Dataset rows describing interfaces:
◇ ◇ ◇ ◇

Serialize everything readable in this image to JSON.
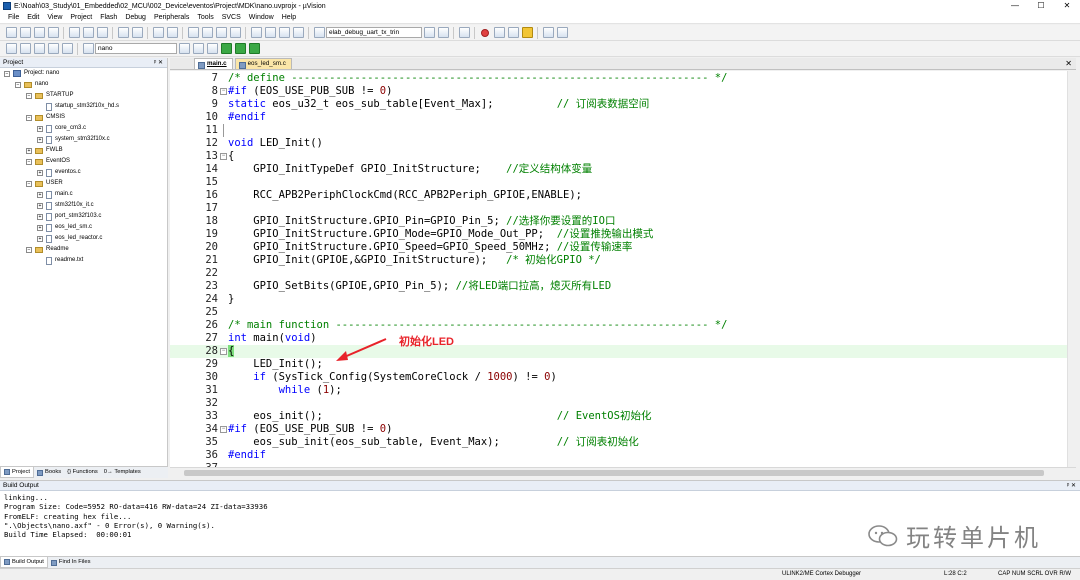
{
  "window": {
    "title": "E:\\Noah\\03_Study\\01_Embedded\\02_MCU\\002_Device\\eventos\\Project\\MDK\\nano.uvprojx - µVision",
    "controls": [
      "—",
      "☐",
      "✕"
    ]
  },
  "menu": [
    "File",
    "Edit",
    "View",
    "Project",
    "Flash",
    "Debug",
    "Peripherals",
    "Tools",
    "SVCS",
    "Window",
    "Help"
  ],
  "toolbar": {
    "debug_target": "elab_debug_uart_tx_trin",
    "target_select": "nano"
  },
  "project_panel": {
    "title": "Project",
    "pin": "ᵖ ✕",
    "tree": [
      {
        "level": 0,
        "kind": "proj",
        "label": "Project: nano",
        "exp": "−"
      },
      {
        "level": 1,
        "kind": "folder",
        "label": "nano",
        "exp": "−"
      },
      {
        "level": 2,
        "kind": "folder",
        "label": "STARTUP",
        "exp": "−"
      },
      {
        "level": 3,
        "kind": "file",
        "label": "startup_stm32f10x_hd.s",
        "exp": ""
      },
      {
        "level": 2,
        "kind": "folder",
        "label": "CMSIS",
        "exp": "−"
      },
      {
        "level": 3,
        "kind": "file",
        "label": "core_cm3.c",
        "exp": "+"
      },
      {
        "level": 3,
        "kind": "file",
        "label": "system_stm32f10x.c",
        "exp": "+"
      },
      {
        "level": 2,
        "kind": "folder",
        "label": "FWLB",
        "exp": "+"
      },
      {
        "level": 2,
        "kind": "folder",
        "label": "EventOS",
        "exp": "−"
      },
      {
        "level": 3,
        "kind": "file",
        "label": "eventos.c",
        "exp": "+"
      },
      {
        "level": 2,
        "kind": "folder",
        "label": "USER",
        "exp": "−"
      },
      {
        "level": 3,
        "kind": "file",
        "label": "main.c",
        "exp": "+"
      },
      {
        "level": 3,
        "kind": "file",
        "label": "stm32f10x_it.c",
        "exp": "+"
      },
      {
        "level": 3,
        "kind": "file",
        "label": "port_stm32f103.c",
        "exp": "+"
      },
      {
        "level": 3,
        "kind": "file",
        "label": "eos_led_sm.c",
        "exp": "+"
      },
      {
        "level": 3,
        "kind": "file",
        "label": "eos_led_reactor.c",
        "exp": "+"
      },
      {
        "level": 2,
        "kind": "folder",
        "label": "Readme",
        "exp": "−"
      },
      {
        "level": 3,
        "kind": "file",
        "label": "readme.txt",
        "exp": ""
      }
    ],
    "tabs": [
      "Project",
      "Books",
      "{} Functions",
      "0→ Templates"
    ]
  },
  "editor": {
    "tabs": [
      "main.c",
      "eos_led_sm.c"
    ],
    "close": "✕",
    "lines": [
      {
        "n": "7",
        "fold": "",
        "tokens": [
          [
            "cm",
            "/* define ------------------------------------------------------------------ */"
          ]
        ]
      },
      {
        "n": "8",
        "fold": "−",
        "tokens": [
          [
            "pp",
            "#if"
          ],
          [
            "",
            " (EOS_USE_PUB_SUB != "
          ],
          [
            "num",
            "0"
          ],
          [
            "",
            ")"
          ]
        ]
      },
      {
        "n": "9",
        "fold": "",
        "tokens": [
          [
            "kw",
            "static"
          ],
          [
            "",
            " eos_u32_t eos_sub_table[Event_Max];          "
          ],
          [
            "cm",
            "// 订阅表数据空间"
          ]
        ]
      },
      {
        "n": "10",
        "fold": "",
        "tokens": [
          [
            "pp",
            "#endif"
          ]
        ]
      },
      {
        "n": "11",
        "fold": "bar",
        "tokens": []
      },
      {
        "n": "12",
        "fold": "",
        "tokens": [
          [
            "kw",
            "void"
          ],
          [
            "",
            " LED_Init()"
          ]
        ]
      },
      {
        "n": "13",
        "fold": "−",
        "tokens": [
          [
            "",
            "{"
          ]
        ]
      },
      {
        "n": "14",
        "fold": "",
        "tokens": [
          [
            "",
            "    GPIO_InitTypeDef GPIO_InitStructure;    "
          ],
          [
            "cm",
            "//定义结构体变量"
          ]
        ]
      },
      {
        "n": "15",
        "fold": "",
        "tokens": []
      },
      {
        "n": "16",
        "fold": "",
        "tokens": [
          [
            "",
            "    RCC_APB2PeriphClockCmd(RCC_APB2Periph_GPIOE,ENABLE);"
          ]
        ]
      },
      {
        "n": "17",
        "fold": "",
        "tokens": []
      },
      {
        "n": "18",
        "fold": "",
        "tokens": [
          [
            "",
            "    GPIO_InitStructure.GPIO_Pin=GPIO_Pin_5; "
          ],
          [
            "cm",
            "//选择你要设置的IO口"
          ]
        ]
      },
      {
        "n": "19",
        "fold": "",
        "tokens": [
          [
            "",
            "    GPIO_InitStructure.GPIO_Mode=GPIO_Mode_Out_PP;  "
          ],
          [
            "cm",
            "//设置推挽输出模式"
          ]
        ]
      },
      {
        "n": "20",
        "fold": "",
        "tokens": [
          [
            "",
            "    GPIO_InitStructure.GPIO_Speed=GPIO_Speed_50MHz; "
          ],
          [
            "cm",
            "//设置传输速率"
          ]
        ]
      },
      {
        "n": "21",
        "fold": "",
        "tokens": [
          [
            "",
            "    GPIO_Init(GPIOE,&GPIO_InitStructure);   "
          ],
          [
            "cm",
            "/* 初始化GPIO */"
          ]
        ]
      },
      {
        "n": "22",
        "fold": "",
        "tokens": []
      },
      {
        "n": "23",
        "fold": "",
        "tokens": [
          [
            "",
            "    GPIO_SetBits(GPIOE,GPIO_Pin_5); "
          ],
          [
            "cm",
            "//将LED端口拉高，熄灭所有LED"
          ]
        ]
      },
      {
        "n": "24",
        "fold": "",
        "tokens": [
          [
            "",
            "}"
          ]
        ]
      },
      {
        "n": "25",
        "fold": "",
        "tokens": []
      },
      {
        "n": "26",
        "fold": "",
        "tokens": [
          [
            "cm",
            "/* main function ----------------------------------------------------------- */"
          ]
        ]
      },
      {
        "n": "27",
        "fold": "",
        "tokens": [
          [
            "kw",
            "int"
          ],
          [
            "",
            " main("
          ],
          [
            "kw",
            "void"
          ],
          [
            "",
            ")"
          ]
        ]
      },
      {
        "n": "28",
        "fold": "−",
        "hl": true,
        "tokens": [
          [
            "brace",
            "{"
          ]
        ]
      },
      {
        "n": "29",
        "fold": "",
        "tokens": [
          [
            "",
            "    LED_Init();"
          ]
        ]
      },
      {
        "n": "30",
        "fold": "",
        "tokens": [
          [
            "",
            "    "
          ],
          [
            "kw",
            "if"
          ],
          [
            "",
            " (SysTick_Config(SystemCoreClock / "
          ],
          [
            "num",
            "1000"
          ],
          [
            "",
            ") != "
          ],
          [
            "num",
            "0"
          ],
          [
            "",
            ")"
          ]
        ]
      },
      {
        "n": "31",
        "fold": "",
        "tokens": [
          [
            "",
            "        "
          ],
          [
            "kw",
            "while"
          ],
          [
            "",
            " ("
          ],
          [
            "num",
            "1"
          ],
          [
            "",
            ");"
          ]
        ]
      },
      {
        "n": "32",
        "fold": "",
        "tokens": []
      },
      {
        "n": "33",
        "fold": "",
        "tokens": [
          [
            "",
            "    eos_init();                                     "
          ],
          [
            "cm",
            "// EventOS初始化"
          ]
        ]
      },
      {
        "n": "34",
        "fold": "−",
        "tokens": [
          [
            "pp",
            "#if"
          ],
          [
            "",
            " (EOS_USE_PUB_SUB != "
          ],
          [
            "num",
            "0"
          ],
          [
            "",
            ")"
          ]
        ]
      },
      {
        "n": "35",
        "fold": "",
        "tokens": [
          [
            "",
            "    eos_sub_init(eos_sub_table, Event_Max);         "
          ],
          [
            "cm",
            "// 订阅表初始化"
          ]
        ]
      },
      {
        "n": "36",
        "fold": "",
        "tokens": [
          [
            "pp",
            "#endif"
          ]
        ]
      },
      {
        "n": "37",
        "fold": "",
        "tokens": []
      }
    ]
  },
  "annotation": {
    "text": "初始化LED",
    "color": "#e8232a"
  },
  "build_output": {
    "title": "Build Output",
    "pin": "ᵖ ✕",
    "text": "linking...\nProgram Size: Code=5952 RO-data=416 RW-data=24 ZI-data=33936\nFromELF: creating hex file...\n\".\\Objects\\nano.axf\" - 0 Error(s), 0 Warning(s).\nBuild Time Elapsed:  00:00:01",
    "tabs": [
      "Build Output",
      "Find In Files"
    ]
  },
  "watermark": {
    "text": "玩转单片机"
  },
  "status": {
    "debugger": "ULINK2/ME Cortex Debugger",
    "position": "L:28 C:2",
    "flags": "CAP  NUM  SCRL  OVR  R/W"
  }
}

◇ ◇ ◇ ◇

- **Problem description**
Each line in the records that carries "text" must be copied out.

- **The completed task**
    "text": "初始化LED",
    "text": "linking...\nProgram Size: Code=5952 RO-data=416 RW-data=24 ZI-data=33936\nFromELF: creating hex file...\n\".\\Objects\\nano.axf\" - 0 Error(s), 0 Warning(s).\nBuild Time Elapsed:  00:00:01",
    "text": "玩转单片机"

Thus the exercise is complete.